Celebrating the 50th Anniversary of the first Exhibition staged by

The Society of Caddy Spoon Collectors

While tea was popular in China as long ago as the 7th century A.D. it was to take another 1000 years before it started to arrive at great expense for rich European connoisseurs. It was kept under lock and key in a box known as a Caddy, a name derived fro the Malay ‘Kati’.

Although other tea paraphernalia existed, it was not until the 1770s that a purpose made utensil was devised to transport tea from the caddy to the teapot.

This Exhibition traces the development of these beautiful and collectable objects from their introduction in the 1770s to the present day. The wide range of designs and materials used will be displayed and it is intended that examples that are widely available to the collector are accompanied by some rare specimens.

The majority of the spoons shown will be made of silver – sometimes embellished with gilding, enamel, niello and plique a jour decoration. Others will be Old Sheffield Plate and other plated pieces. Examples in porcelain, gold, ivory, pottery, glass, treen, mother of pearl, tortoiseshell and other materials will also be on display.

This is a collectable field and the attractions of a spoon may be a reflection of its beauty and/or rarity. Thus a plain spoon by a Scottish provincial maker will be highly desirable.

While the majority of the spoons shown will be British, befitting our tea drinking heritage, other countries in Europe and beyond will be represented.

The evolution of styles and shape will be indicated, from the early shell bowl forms utilising Oriental influences, through designs mirroring the flatware designs and fashions of the day. Fanciful shapes, such as the Eagle’s Wing and Jockey Cap can be observed.
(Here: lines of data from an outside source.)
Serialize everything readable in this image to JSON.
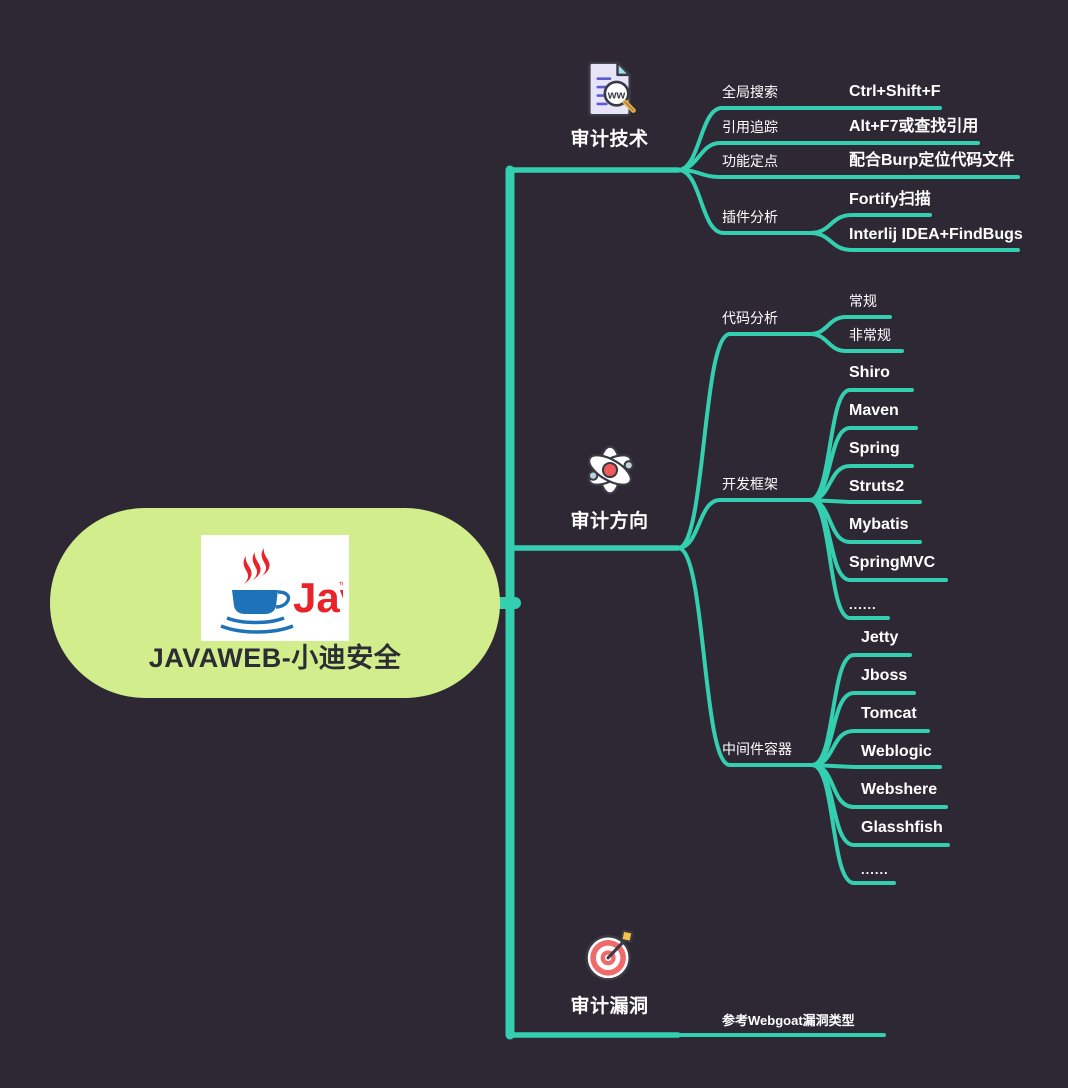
{
  "theme": {
    "background": "#2e2834",
    "branch_color": "#33cfb0",
    "root_fill": "#d2ee8c",
    "root_text": "#2c2c34",
    "node_text": "#ffffff"
  },
  "root": {
    "title": "JAVAWEB-小迪安全",
    "logo_alt": "Java",
    "logo_wordmark": "Java"
  },
  "branches": [
    {
      "id": "audit-tech",
      "label": "审计技术",
      "icon": "document-search-icon",
      "children": [
        {
          "label": "全局搜索",
          "children": [
            {
              "label": "Ctrl+Shift+F"
            }
          ]
        },
        {
          "label": "引用追踪",
          "children": [
            {
              "label": "Alt+F7或查找引用"
            }
          ]
        },
        {
          "label": "功能定点",
          "children": [
            {
              "label": "配合Burp定位代码文件"
            }
          ]
        },
        {
          "label": "插件分析",
          "children": [
            {
              "label": "Fortify扫描"
            },
            {
              "label": "Interlij IDEA+FindBugs"
            }
          ]
        }
      ]
    },
    {
      "id": "audit-direction",
      "label": "审计方向",
      "icon": "atom-icon",
      "children": [
        {
          "label": "代码分析",
          "children": [
            {
              "label": "常规"
            },
            {
              "label": "非常规"
            }
          ]
        },
        {
          "label": "开发框架",
          "children": [
            {
              "label": "Shiro"
            },
            {
              "label": "Maven"
            },
            {
              "label": "Spring"
            },
            {
              "label": "Struts2"
            },
            {
              "label": "Mybatis"
            },
            {
              "label": "SpringMVC"
            },
            {
              "label": "......"
            }
          ]
        },
        {
          "label": "中间件容器",
          "children": [
            {
              "label": "Jetty"
            },
            {
              "label": "Jboss"
            },
            {
              "label": "Tomcat"
            },
            {
              "label": "Weblogic"
            },
            {
              "label": "Webshere"
            },
            {
              "label": "Glasshfish"
            },
            {
              "label": "......"
            }
          ]
        }
      ]
    },
    {
      "id": "audit-vuln",
      "label": "审计漏洞",
      "icon": "target-dart-icon",
      "children": [
        {
          "label": "参考Webgoat漏洞类型",
          "children": []
        }
      ]
    }
  ],
  "labels": {
    "b0": "审计技术",
    "b1": "审计方向",
    "b2": "审计漏洞",
    "n_quanju": "全局搜索",
    "n_quanju_v": "Ctrl+Shift+F",
    "n_yinyong": "引用追踪",
    "n_yinyong_v": "Alt+F7或查找引用",
    "n_gongneng": "功能定点",
    "n_gongneng_v": "配合Burp定位代码文件",
    "n_chajian": "插件分析",
    "n_fortify": "Fortify扫描",
    "n_findbugs": "Interlij IDEA+FindBugs",
    "n_daima": "代码分析",
    "n_changgui": "常规",
    "n_feichanggui": "非常规",
    "n_kuangjia": "开发框架",
    "n_shiro": "Shiro",
    "n_maven": "Maven",
    "n_spring": "Spring",
    "n_struts2": "Struts2",
    "n_mybatis": "Mybatis",
    "n_springmvc": "SpringMVC",
    "n_dots1": "......",
    "n_zhongjianjian": "中间件容器",
    "n_jetty": "Jetty",
    "n_jboss": "Jboss",
    "n_tomcat": "Tomcat",
    "n_weblogic": "Weblogic",
    "n_webshere": "Webshere",
    "n_glasshfish": "Glasshfish",
    "n_dots2": "......",
    "n_webgoat": "参考Webgoat漏洞类型",
    "root_title": "JAVAWEB-小迪安全"
  }
}
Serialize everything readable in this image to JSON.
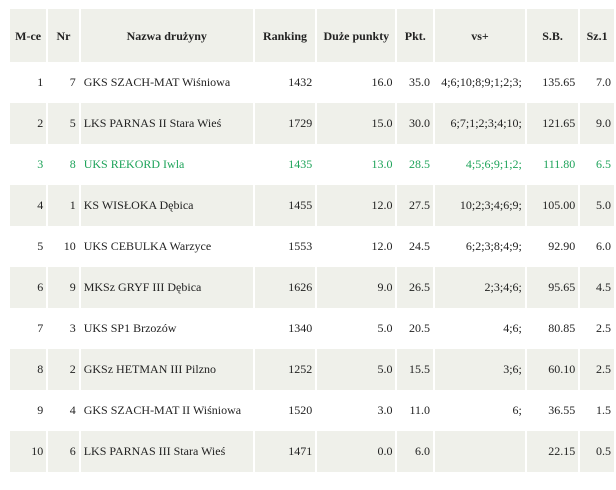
{
  "headers": {
    "pos": "M-ce",
    "nr": "Nr",
    "name": "Nazwa drużyny",
    "rank": "Ranking",
    "duze": "Duże punkty",
    "pkt": "Pkt.",
    "vs": "vs+",
    "sb": "S.B.",
    "sz": "Sz.1"
  },
  "highlight_color": "#1ea35a",
  "rows": [
    {
      "pos": "1",
      "nr": "7",
      "name": "GKS SZACH-MAT Wiśniowa",
      "rank": "1432",
      "duze": "16.0",
      "pkt": "35.0",
      "vs": "4;6;10;8;9;1;2;3;",
      "sb": "135.65",
      "sz": "7.0"
    },
    {
      "pos": "2",
      "nr": "5",
      "name": "LKS PARNAS II Stara Wieś",
      "rank": "1729",
      "duze": "15.0",
      "pkt": "30.0",
      "vs": "6;7;1;2;3;4;10;",
      "sb": "121.65",
      "sz": "9.0"
    },
    {
      "pos": "3",
      "nr": "8",
      "name": "UKS REKORD Iwla",
      "rank": "1435",
      "duze": "13.0",
      "pkt": "28.5",
      "vs": "4;5;6;9;1;2;",
      "sb": "111.80",
      "sz": "6.5",
      "highlight": true
    },
    {
      "pos": "4",
      "nr": "1",
      "name": "KS WISŁOKA Dębica",
      "rank": "1455",
      "duze": "12.0",
      "pkt": "27.5",
      "vs": "10;2;3;4;6;9;",
      "sb": "105.00",
      "sz": "5.0"
    },
    {
      "pos": "5",
      "nr": "10",
      "name": "UKS CEBULKA Warzyce",
      "rank": "1553",
      "duze": "12.0",
      "pkt": "24.5",
      "vs": "6;2;3;8;4;9;",
      "sb": "92.90",
      "sz": "6.0"
    },
    {
      "pos": "6",
      "nr": "9",
      "name": "MKSz GRYF III Dębica",
      "rank": "1626",
      "duze": "9.0",
      "pkt": "26.5",
      "vs": "2;3;4;6;",
      "sb": "95.65",
      "sz": "4.5"
    },
    {
      "pos": "7",
      "nr": "3",
      "name": "UKS SP1 Brzozów",
      "rank": "1340",
      "duze": "5.0",
      "pkt": "20.5",
      "vs": "4;6;",
      "sb": "80.85",
      "sz": "2.5"
    },
    {
      "pos": "8",
      "nr": "2",
      "name": "GKSz HETMAN III Pilzno",
      "rank": "1252",
      "duze": "5.0",
      "pkt": "15.5",
      "vs": "3;6;",
      "sb": "60.10",
      "sz": "2.5"
    },
    {
      "pos": "9",
      "nr": "4",
      "name": "GKS SZACH-MAT II Wiśniowa",
      "rank": "1520",
      "duze": "3.0",
      "pkt": "11.0",
      "vs": "6;",
      "sb": "36.55",
      "sz": "1.5",
      "wrap": true
    },
    {
      "pos": "10",
      "nr": "6",
      "name": "LKS PARNAS III Stara Wieś",
      "rank": "1471",
      "duze": "0.0",
      "pkt": "6.0",
      "vs": "",
      "sb": "22.15",
      "sz": "0.5"
    }
  ]
}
Famous silversmiths and craftsmen of each period, devoted time and energy to the production of these small objects. As the 20th century loomed, caddy spoon design followed the Artistic Movements of the period from Art Nouveau to Arts & Crafts and Art Deco. Famous names like Omar Ramsden, Liberty, A.E.Jones and H.G. Murphy all designed spoons in Britain, while Georg Jensen (Denmark) and David Andersen (Norway) were famed on the continent. In the U.S.A. Tiffany and Gorham produced a stream of high quality spoons.

Traditional forms of caddy spoons continued to be made and regional differences are exampled by decorative pre-Revolution spoons from Russia.

In the post-war years caddy spoons continued to attract attention from silversmiths, sometimes for commemorative purposes. Thus fine work can be observed from Stuart Devlin, Alex Styles and Gerald Benney, among others. The Society of Caddy Spoon Collectors has commissioned several spoons during the last 40 years, the most recent designed by Malcolm Appleby and enamelled by Jane Short.

Today there is ample evidence that the art of the designer-silversmith is flourishing. The fact that many of us now use tea bags and the utilitarian function of the caddy spoon has decreased, has not led to its demise. The caddy spoon remains a delightful, small expression of craftsmanship and inventiveness. Examples by contemporary silversmiths will be on view.

Research is ongoing, and some examples of attribution and re-attribution of makers since our first exhibition in 1965 will be shown.